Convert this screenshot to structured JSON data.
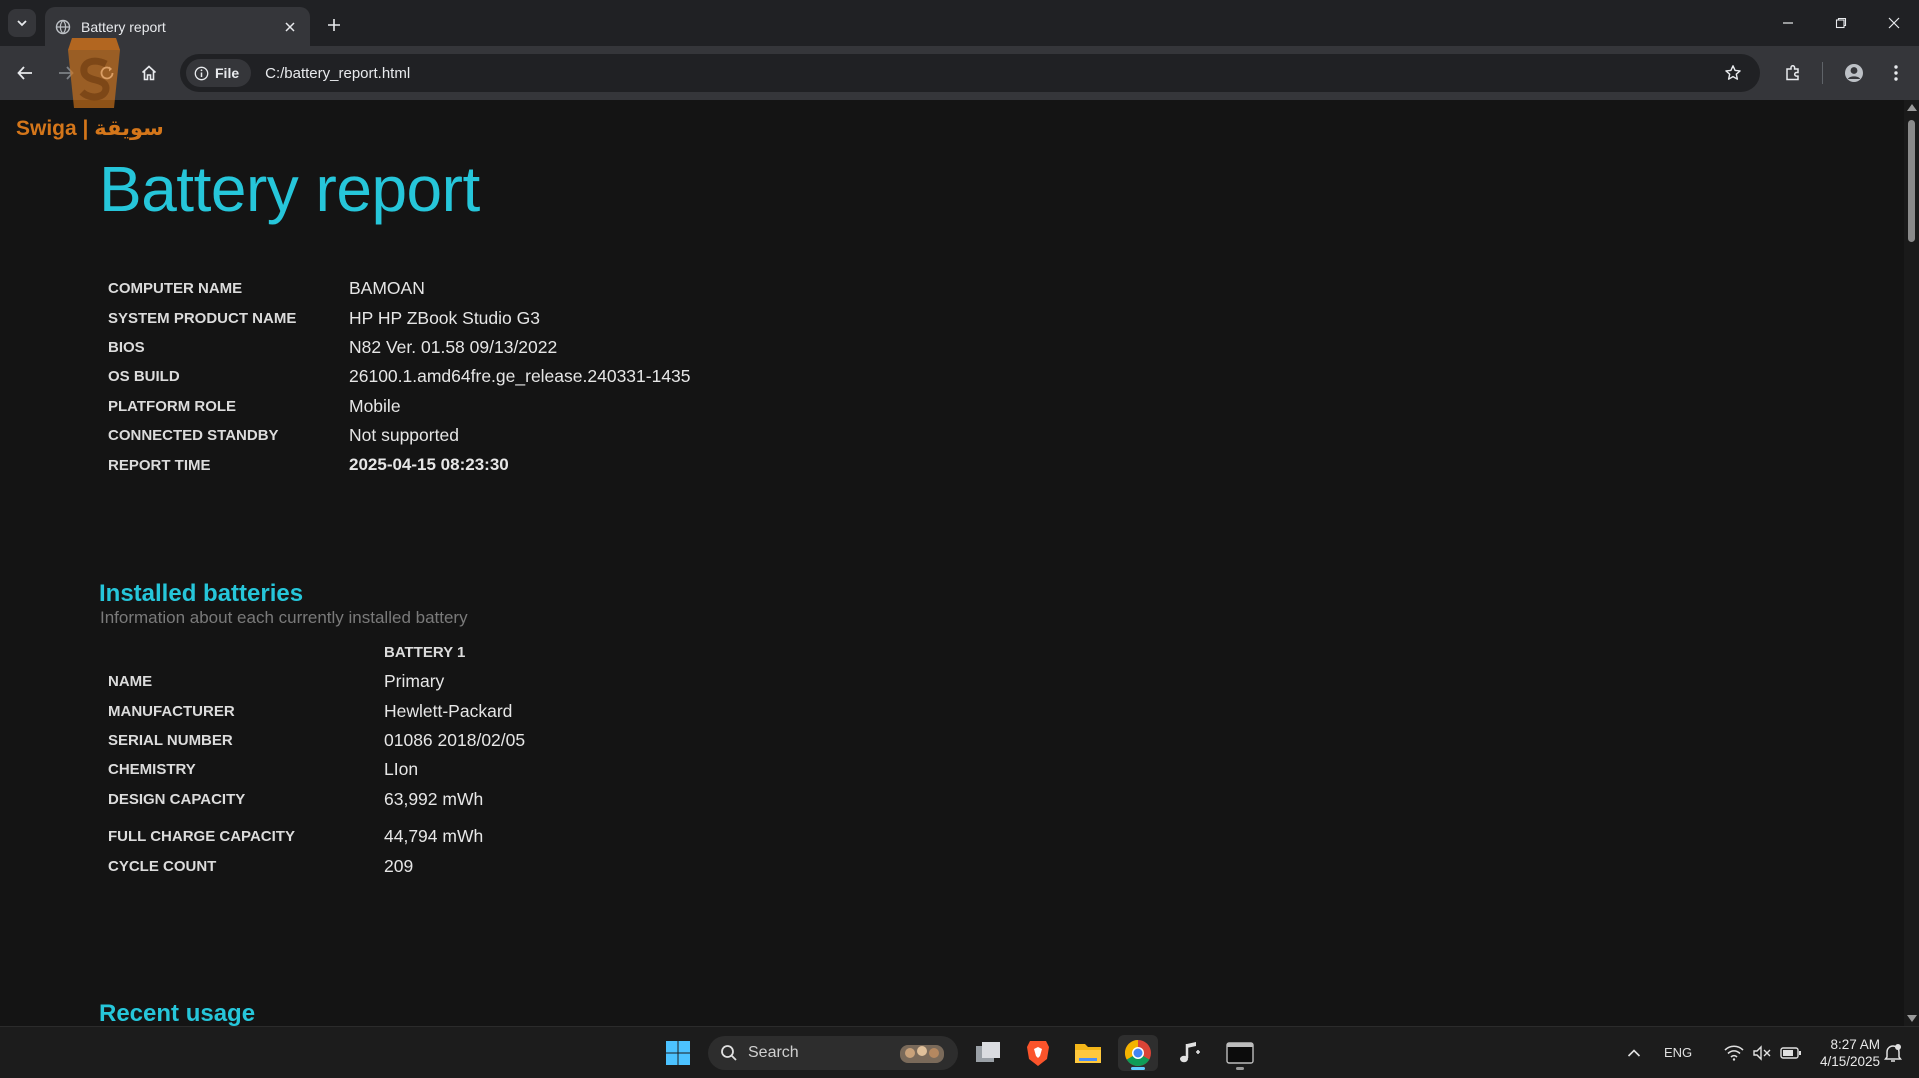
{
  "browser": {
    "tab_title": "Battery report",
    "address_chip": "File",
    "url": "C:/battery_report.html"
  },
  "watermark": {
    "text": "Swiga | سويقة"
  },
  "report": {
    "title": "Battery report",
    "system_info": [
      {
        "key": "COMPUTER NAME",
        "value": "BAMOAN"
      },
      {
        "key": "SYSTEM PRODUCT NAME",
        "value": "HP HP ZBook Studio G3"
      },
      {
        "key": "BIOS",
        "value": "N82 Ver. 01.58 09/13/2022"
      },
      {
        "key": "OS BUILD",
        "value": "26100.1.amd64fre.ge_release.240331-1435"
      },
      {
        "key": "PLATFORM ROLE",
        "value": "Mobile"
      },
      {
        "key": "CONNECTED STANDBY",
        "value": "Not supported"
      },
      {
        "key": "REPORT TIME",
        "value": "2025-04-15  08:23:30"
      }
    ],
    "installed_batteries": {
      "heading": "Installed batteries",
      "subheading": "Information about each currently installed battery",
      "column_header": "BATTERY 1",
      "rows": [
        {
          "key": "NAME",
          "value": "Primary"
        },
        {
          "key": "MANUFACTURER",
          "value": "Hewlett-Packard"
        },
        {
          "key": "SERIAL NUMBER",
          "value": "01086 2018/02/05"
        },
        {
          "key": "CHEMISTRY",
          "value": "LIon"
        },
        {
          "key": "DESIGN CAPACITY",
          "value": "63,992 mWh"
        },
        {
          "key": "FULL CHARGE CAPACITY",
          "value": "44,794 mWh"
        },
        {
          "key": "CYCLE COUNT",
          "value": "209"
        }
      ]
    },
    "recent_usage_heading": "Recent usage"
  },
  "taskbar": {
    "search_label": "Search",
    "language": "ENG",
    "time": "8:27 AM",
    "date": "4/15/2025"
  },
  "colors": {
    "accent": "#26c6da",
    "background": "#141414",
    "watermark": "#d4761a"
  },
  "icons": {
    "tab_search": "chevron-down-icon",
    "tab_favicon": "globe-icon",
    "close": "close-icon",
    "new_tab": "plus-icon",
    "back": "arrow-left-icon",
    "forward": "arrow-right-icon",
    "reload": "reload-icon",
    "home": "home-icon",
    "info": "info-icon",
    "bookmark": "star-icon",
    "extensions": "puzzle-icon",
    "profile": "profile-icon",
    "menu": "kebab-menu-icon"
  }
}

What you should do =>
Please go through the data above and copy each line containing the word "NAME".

Response area =>
        "key": "COMPUTER NAME",
        "key": "SYSTEM PRODUCT NAME",
          "key": "NAME",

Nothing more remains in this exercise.